South Korea’s automotive manufacturer Hyundai announced the kick-off of a $5.5 billion electric vehicle and battery plant in the United States. The plant is expected to have an annual capacity of 300,000 units. Hyundai plans to begin commercial production in the first half of 2025.
The company said that the ground-breaking project in Savannah, Georgia is part of the Group’s “commitment of $10bn by 2025 to foster future mobility in the US, including production of EVs.” The project is set to kick off even as countries including Korea and the EU protest over USA’s electric tax policy.
In August 2022, US President Joe Biden signed the Inflation Reduction Act. According to the act, all-electric vehicles assembled in North America must qualify for tax credits in the United States. However, the act excluded Hyundai and conglomerate Kia from electric vehicle subsidies as they do not make cars in the USA. A few other major European automakers were also excluded from the act.
As per the Inflation Reduction Law, 70% of electric vehicles are eligible for tax credits, with a charge of up to $7,500 per vehicle.
Commenting about the issue, South Korea said Mr. Biden is open to continuing talks on the USA’s recent act which denies subsidies to most foreign electric vehicle manufacturers.
Besides, Mr. Biden also praised the efforts and investments made by foreign manufacturers, to build electric vehicles and battery plants in the US. This comes just as Honda Motor and LG Energy announced that they would locate a $4.4bn battery plant in Ohio.

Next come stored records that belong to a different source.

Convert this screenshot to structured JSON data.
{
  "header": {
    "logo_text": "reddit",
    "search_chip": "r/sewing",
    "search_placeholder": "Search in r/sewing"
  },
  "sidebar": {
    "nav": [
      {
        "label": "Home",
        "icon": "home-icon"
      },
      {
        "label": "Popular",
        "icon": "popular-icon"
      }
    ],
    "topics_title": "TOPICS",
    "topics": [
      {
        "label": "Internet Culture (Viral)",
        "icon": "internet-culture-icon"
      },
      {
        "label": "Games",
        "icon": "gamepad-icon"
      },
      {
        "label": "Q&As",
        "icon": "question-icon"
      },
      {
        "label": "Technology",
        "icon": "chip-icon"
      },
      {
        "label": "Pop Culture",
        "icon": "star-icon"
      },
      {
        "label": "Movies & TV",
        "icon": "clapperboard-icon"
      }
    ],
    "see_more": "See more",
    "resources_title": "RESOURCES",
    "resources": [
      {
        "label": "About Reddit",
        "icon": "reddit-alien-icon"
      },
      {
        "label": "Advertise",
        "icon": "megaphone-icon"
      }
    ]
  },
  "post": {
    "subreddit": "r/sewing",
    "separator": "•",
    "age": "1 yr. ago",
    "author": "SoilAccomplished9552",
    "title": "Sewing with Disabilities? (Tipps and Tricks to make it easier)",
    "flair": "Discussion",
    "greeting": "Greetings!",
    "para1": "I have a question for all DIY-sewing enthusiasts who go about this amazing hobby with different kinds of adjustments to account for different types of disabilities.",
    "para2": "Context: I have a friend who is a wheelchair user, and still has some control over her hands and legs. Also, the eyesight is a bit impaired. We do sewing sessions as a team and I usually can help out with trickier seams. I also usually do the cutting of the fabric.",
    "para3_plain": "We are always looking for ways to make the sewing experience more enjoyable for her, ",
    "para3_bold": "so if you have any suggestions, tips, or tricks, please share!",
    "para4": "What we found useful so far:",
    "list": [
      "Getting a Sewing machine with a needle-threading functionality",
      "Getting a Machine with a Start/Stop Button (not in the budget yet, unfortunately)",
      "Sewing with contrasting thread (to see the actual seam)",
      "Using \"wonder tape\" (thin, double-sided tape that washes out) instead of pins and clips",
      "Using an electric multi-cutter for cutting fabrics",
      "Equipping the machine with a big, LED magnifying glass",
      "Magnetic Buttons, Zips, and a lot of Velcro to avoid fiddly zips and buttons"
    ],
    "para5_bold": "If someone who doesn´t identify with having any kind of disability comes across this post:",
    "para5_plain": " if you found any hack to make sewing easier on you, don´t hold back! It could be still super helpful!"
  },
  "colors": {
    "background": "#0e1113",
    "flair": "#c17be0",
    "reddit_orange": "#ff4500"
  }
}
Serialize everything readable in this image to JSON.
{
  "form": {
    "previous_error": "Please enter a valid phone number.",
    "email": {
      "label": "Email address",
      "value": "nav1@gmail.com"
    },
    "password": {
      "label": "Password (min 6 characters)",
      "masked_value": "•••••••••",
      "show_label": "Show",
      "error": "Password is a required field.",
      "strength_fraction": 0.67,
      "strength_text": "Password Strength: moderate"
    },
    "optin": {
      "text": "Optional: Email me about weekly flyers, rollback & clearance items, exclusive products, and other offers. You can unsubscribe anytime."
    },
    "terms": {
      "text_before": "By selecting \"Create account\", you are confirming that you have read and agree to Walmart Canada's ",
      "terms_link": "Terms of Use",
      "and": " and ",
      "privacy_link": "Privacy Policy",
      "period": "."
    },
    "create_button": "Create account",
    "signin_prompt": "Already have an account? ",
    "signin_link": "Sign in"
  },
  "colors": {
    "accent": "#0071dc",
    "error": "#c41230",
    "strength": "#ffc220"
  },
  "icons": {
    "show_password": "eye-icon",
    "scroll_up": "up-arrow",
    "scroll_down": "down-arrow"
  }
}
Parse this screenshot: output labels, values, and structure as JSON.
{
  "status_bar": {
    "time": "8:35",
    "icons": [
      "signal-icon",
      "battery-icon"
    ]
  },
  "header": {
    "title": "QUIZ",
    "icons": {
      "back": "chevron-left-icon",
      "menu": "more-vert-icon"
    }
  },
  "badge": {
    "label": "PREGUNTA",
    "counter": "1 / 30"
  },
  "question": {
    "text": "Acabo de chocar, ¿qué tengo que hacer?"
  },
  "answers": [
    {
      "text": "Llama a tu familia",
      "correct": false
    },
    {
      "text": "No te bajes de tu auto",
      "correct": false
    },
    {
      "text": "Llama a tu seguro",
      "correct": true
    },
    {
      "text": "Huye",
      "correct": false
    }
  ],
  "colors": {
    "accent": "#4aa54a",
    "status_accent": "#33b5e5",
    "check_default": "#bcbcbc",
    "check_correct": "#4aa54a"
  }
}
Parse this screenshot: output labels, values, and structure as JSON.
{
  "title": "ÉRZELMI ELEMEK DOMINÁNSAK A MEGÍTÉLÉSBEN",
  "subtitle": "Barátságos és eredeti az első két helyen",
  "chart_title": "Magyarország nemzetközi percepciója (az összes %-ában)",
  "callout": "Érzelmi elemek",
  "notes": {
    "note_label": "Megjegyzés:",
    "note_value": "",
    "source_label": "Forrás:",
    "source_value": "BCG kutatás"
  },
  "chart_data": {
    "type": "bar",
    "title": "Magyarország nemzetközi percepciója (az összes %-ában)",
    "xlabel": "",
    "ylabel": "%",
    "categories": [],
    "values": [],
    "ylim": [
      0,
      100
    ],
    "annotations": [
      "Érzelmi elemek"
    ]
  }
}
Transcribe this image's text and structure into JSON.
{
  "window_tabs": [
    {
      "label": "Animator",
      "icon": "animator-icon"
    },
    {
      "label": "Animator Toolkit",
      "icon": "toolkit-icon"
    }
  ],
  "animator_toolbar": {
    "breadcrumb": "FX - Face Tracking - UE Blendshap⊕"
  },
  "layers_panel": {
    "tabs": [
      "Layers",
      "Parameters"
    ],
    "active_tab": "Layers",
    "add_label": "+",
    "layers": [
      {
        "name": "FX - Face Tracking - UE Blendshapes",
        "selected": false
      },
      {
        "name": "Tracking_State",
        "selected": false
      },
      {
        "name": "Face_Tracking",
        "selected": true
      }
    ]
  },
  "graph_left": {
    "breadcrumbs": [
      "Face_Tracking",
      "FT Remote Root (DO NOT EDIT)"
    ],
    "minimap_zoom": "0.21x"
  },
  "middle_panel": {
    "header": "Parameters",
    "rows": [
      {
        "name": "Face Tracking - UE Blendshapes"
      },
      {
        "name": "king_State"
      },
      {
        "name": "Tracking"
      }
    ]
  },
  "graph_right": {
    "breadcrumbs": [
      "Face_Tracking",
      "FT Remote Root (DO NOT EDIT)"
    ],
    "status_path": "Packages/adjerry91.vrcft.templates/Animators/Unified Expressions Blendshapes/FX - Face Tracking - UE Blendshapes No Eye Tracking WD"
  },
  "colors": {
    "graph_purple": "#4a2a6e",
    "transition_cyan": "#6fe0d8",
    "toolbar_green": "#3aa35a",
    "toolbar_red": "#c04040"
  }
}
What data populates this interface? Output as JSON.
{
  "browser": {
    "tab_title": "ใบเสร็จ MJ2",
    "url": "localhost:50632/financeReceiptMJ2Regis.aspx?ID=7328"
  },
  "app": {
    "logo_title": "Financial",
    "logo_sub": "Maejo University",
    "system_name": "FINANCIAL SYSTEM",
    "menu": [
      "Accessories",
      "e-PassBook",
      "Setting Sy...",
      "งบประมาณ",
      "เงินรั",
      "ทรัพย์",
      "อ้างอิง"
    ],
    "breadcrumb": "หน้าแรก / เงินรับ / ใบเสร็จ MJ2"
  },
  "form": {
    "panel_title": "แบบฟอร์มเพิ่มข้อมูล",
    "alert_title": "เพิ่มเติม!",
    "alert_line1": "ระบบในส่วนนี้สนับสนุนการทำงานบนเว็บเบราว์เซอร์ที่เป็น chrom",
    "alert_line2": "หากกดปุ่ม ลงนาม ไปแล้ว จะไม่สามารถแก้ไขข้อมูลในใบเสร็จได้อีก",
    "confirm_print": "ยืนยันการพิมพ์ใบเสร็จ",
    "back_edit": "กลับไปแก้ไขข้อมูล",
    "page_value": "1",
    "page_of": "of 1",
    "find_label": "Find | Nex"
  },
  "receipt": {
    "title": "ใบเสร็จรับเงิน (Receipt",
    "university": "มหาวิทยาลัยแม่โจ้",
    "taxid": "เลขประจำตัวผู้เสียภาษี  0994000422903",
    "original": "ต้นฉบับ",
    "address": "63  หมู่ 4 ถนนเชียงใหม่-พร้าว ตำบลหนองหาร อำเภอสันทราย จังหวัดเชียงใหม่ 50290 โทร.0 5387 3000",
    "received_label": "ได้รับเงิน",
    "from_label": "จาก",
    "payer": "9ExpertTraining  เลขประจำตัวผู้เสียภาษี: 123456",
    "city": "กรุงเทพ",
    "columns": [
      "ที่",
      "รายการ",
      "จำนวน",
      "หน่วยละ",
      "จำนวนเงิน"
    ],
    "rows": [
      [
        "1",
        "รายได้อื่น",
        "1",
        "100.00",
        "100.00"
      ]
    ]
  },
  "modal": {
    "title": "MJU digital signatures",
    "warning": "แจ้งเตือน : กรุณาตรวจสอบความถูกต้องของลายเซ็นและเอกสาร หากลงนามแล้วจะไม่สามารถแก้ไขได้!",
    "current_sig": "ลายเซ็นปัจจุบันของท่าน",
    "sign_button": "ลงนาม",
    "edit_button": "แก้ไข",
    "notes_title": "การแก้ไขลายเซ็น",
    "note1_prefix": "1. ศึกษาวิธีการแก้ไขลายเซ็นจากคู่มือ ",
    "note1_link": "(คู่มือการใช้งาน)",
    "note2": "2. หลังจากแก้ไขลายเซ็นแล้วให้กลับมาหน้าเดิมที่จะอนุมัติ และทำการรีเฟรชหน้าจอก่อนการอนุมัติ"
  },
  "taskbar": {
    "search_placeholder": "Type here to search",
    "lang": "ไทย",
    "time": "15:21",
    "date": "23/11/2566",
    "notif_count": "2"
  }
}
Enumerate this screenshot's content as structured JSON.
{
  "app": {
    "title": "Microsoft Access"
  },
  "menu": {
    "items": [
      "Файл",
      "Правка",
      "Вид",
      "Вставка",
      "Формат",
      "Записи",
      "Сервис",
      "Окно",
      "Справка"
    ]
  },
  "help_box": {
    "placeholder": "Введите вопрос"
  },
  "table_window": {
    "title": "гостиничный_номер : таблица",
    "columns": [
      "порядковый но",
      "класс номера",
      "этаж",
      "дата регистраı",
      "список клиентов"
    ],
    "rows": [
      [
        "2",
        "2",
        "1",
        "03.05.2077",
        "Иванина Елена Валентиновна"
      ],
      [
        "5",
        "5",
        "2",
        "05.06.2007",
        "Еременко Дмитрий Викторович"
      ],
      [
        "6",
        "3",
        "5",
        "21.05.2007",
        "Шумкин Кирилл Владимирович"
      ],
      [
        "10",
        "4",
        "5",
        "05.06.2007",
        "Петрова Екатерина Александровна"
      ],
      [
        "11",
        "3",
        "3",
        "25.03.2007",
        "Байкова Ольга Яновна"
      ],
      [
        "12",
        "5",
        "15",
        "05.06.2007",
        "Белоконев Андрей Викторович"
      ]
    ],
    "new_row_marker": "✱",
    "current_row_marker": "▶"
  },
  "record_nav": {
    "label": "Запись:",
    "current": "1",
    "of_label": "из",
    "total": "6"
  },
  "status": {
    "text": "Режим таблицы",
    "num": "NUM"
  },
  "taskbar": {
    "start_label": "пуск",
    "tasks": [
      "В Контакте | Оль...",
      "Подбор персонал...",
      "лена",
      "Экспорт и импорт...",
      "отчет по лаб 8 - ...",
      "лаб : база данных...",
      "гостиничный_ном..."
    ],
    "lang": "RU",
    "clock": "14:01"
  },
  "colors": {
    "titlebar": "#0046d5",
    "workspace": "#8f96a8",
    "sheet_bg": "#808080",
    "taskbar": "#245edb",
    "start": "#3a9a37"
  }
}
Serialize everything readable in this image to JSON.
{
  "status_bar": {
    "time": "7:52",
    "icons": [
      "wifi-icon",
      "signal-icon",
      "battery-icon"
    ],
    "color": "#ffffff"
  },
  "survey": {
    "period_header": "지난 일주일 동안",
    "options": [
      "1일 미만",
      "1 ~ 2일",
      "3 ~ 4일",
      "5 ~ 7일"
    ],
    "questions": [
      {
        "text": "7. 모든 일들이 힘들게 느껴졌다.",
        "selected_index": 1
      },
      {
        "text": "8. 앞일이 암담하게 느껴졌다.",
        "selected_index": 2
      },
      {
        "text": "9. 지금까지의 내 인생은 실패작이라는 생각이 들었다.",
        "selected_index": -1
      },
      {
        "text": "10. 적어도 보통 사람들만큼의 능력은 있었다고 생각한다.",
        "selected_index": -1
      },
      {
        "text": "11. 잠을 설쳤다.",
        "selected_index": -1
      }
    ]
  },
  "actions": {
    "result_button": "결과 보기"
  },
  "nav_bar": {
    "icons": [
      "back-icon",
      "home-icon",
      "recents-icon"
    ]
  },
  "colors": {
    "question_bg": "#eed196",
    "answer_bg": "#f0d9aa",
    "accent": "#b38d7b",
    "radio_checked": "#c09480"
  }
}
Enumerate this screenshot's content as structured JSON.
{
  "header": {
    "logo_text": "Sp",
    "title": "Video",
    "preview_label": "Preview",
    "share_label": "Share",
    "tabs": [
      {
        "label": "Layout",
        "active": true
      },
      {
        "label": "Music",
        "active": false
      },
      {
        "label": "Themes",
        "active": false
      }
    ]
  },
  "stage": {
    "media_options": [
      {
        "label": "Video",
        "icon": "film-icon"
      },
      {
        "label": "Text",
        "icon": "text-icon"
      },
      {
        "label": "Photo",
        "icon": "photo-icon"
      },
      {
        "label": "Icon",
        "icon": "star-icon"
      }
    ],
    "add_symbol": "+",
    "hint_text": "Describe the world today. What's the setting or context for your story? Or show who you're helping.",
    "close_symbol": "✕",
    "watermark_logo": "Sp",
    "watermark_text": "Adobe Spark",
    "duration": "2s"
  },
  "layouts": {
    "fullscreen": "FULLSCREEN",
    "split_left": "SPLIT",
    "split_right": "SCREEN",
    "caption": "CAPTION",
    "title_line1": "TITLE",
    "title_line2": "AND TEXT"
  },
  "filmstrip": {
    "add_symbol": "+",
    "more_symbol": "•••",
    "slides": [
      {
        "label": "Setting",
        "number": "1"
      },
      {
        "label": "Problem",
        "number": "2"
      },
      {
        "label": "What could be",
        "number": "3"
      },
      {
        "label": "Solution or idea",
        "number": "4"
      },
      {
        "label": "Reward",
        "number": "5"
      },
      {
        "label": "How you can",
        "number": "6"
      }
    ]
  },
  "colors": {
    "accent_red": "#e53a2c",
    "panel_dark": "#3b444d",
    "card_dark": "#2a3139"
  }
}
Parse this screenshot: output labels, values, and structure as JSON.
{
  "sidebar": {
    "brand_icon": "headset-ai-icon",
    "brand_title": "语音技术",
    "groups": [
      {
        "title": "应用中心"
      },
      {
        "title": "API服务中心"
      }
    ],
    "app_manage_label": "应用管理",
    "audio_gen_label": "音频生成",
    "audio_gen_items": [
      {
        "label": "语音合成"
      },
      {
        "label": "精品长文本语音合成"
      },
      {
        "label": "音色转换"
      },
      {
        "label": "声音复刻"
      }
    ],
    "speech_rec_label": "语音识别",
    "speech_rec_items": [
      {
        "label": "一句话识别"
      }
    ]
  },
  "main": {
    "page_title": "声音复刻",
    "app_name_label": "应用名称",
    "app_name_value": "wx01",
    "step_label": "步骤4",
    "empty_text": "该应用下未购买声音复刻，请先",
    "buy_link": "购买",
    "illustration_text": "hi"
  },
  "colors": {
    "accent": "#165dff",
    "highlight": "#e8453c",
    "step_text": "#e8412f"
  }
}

Mr. Biden, in his letter to South Korean president Yoon Suk-yeol, promised to address Seoul’s concerns that the new U.S. rules would hurt South Korea’s automakers. As a result of the new law passed this August, only 20 electric vehicles qualify for subsidies. These include models from Ford Motor Co and BMW.